Something I have always respected about vFive-Rob’s Peruvian temperament is his instant willingness to be confrontational when necessary. Westerners hate confrontation. Think about any female friend and how long she has let a rift simmer amongst her friends without confronting and resolving it (if she ever does). Lying, in this case, is easier, works well and is more fun. This lets me feel like we are playing a game rather than defending an attack. :)

Without getting into a diatribe here, the last thing I want to touch on is the condition for animals here. Everyone knows that the cow is a sacred animal here to Hindus. They wander freely in the streets, fields, and yes, even Platform 2 of the Agra Cantonment train station. Due to the large Muslim population, pigs are treated the same way.

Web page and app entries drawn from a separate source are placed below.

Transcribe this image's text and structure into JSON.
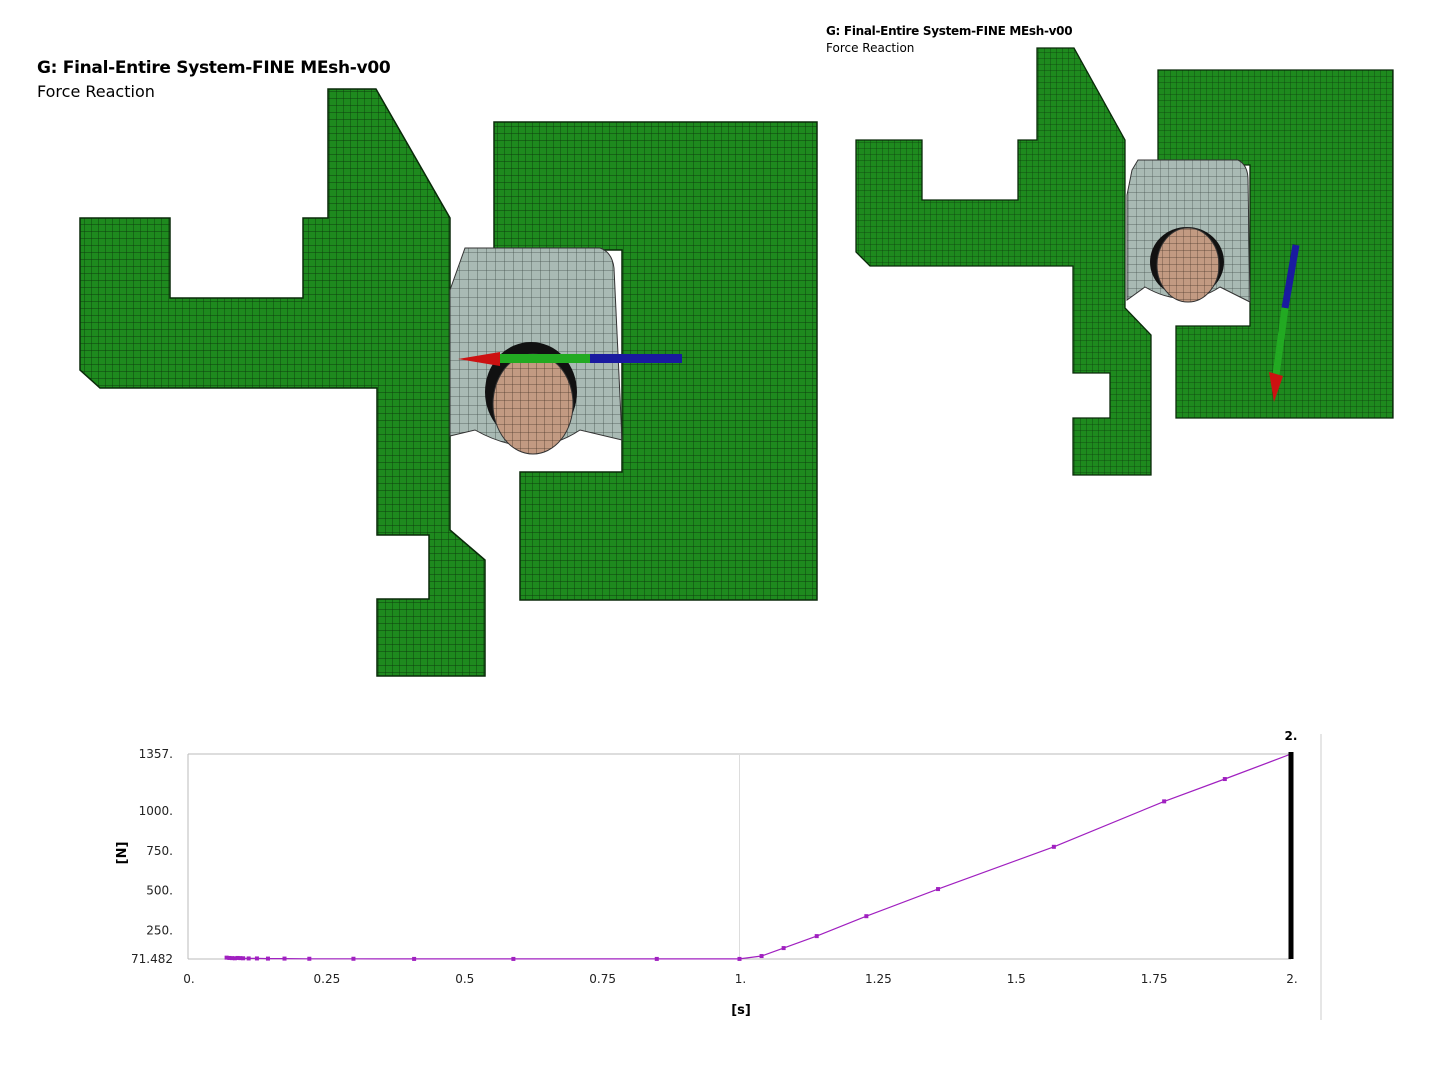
{
  "viewport_main": {
    "title": "G: Final-Entire System-FINE MEsh-v00",
    "subtitle": "Force Reaction"
  },
  "viewport_secondary": {
    "title": "G: Final-Entire System-FINE MEsh-v00",
    "subtitle": "Force Reaction"
  },
  "colors": {
    "mesh_green": "#1e8a1e",
    "mesh_gray": "#a9bab4",
    "mesh_tan": "#c29a82",
    "plot_line": "#a020c0",
    "arrow_red": "#cc1111",
    "arrow_green": "#22aa22",
    "arrow_blue": "#1a1aa0"
  },
  "icons": [
    "force-arrow-x-icon",
    "force-arrow-y-icon",
    "force-arrow-z-icon"
  ],
  "chart_data": {
    "type": "line",
    "xlabel": "[s]",
    "ylabel": "[N]",
    "xlim": [
      0,
      2
    ],
    "ylim": [
      71.482,
      1357
    ],
    "x_ticks": [
      "0.",
      "0.25",
      "0.5",
      "0.75",
      "1.",
      "1.25",
      "1.5",
      "1.75",
      "2."
    ],
    "y_ticks": [
      "71.482",
      "250.",
      "500.",
      "750.",
      "1000.",
      "1357."
    ],
    "x_tick_values": [
      0,
      0.25,
      0.5,
      0.75,
      1,
      1.25,
      1.5,
      1.75,
      2
    ],
    "y_tick_values": [
      71.482,
      250,
      500,
      750,
      1000,
      1357
    ],
    "cursor_label": "2.",
    "cursor_x": 2,
    "grid": true,
    "series": [
      {
        "x": [
          0.07,
          0.075,
          0.08,
          0.085,
          0.09,
          0.095,
          0.1,
          0.11,
          0.125,
          0.145,
          0.175,
          0.22,
          0.3,
          0.41,
          0.59,
          0.85,
          1.0,
          1.04,
          1.08,
          1.14,
          1.23,
          1.36,
          1.57,
          1.77,
          1.88,
          2.0
        ],
        "y": [
          80,
          78,
          77,
          76,
          78,
          77,
          76,
          75,
          75,
          74,
          74,
          73,
          73,
          72,
          72,
          72,
          72,
          90,
          140,
          215,
          340,
          510,
          775,
          1060,
          1200,
          1357
        ]
      }
    ]
  }
}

So what does “holy” mean for a sacred animal? It means they spend all day dodging traffic and foraging among human trash before someone throws them a banana each night. Look at this pig: he is gnawing on a mungy suitcase in a field of trash (Fatehpur Sikri is just out of frame). Thank god that poor thing isn’t in a feedlot getting three square meals a day and veterinary care until his time comes to be turned into chops and bacon! Remind me to send in my PETA donation tomorrow so more animals can live this liberated lifestyle!!!

2 Responses to ““Amazing means unbelievable””

  1. Roberto Says:

    Your bargaining stories remind me of Indonesia — outside of the lux and high end hotels/services/shops, nothing had a real price, including what seemed like legitimate tour/transport outfits. After a while we just adopted a “win-some, lose some” attitude, getting ripped off every once in a while, and watching others get ripped off (and feeling better about ourselves for paying less for the same thing) at others. We debated long and hard about when to lie.

    With a bit more finesse, a lot of the guys involved in the overcharging + commission games could do very well. A little more discipline and they could overcome their achilles heel (the desperate sales-pitches and overeager stares) and cash in less frequently but pulling in more each time. What happened to getting ripped-off in a professional and friendly manner?

  2. Brian Says:

    I agree… the harder they try to sell the more leverage you have as the buyer but I think what they count on (and what others have explained to me) is that they buy something to simply get out of the situation. That’s the point behind my reference to your willingness to confront… most people would rather cough up some money and run away with their tails between their legs than stand up for themselves and at a minimum just say no.

    It was particularly bad at the rickshaw-wallah shops which are out in the middle of nowhere and exist to do two things: ship internationally through arranged deals they have and force Westerners to pay too much. You walk into these shops and it’s the same scene being played out on every couch… unhappy looking potential customers being accosted by salesmen.

    The primary element is patience though… just like with buying a car at the end of the month, you need to increase your leverage and the best way to do that is to lower the sales per hour quota for the guy you’re talking to. But really, you have to lie, and extensively. :)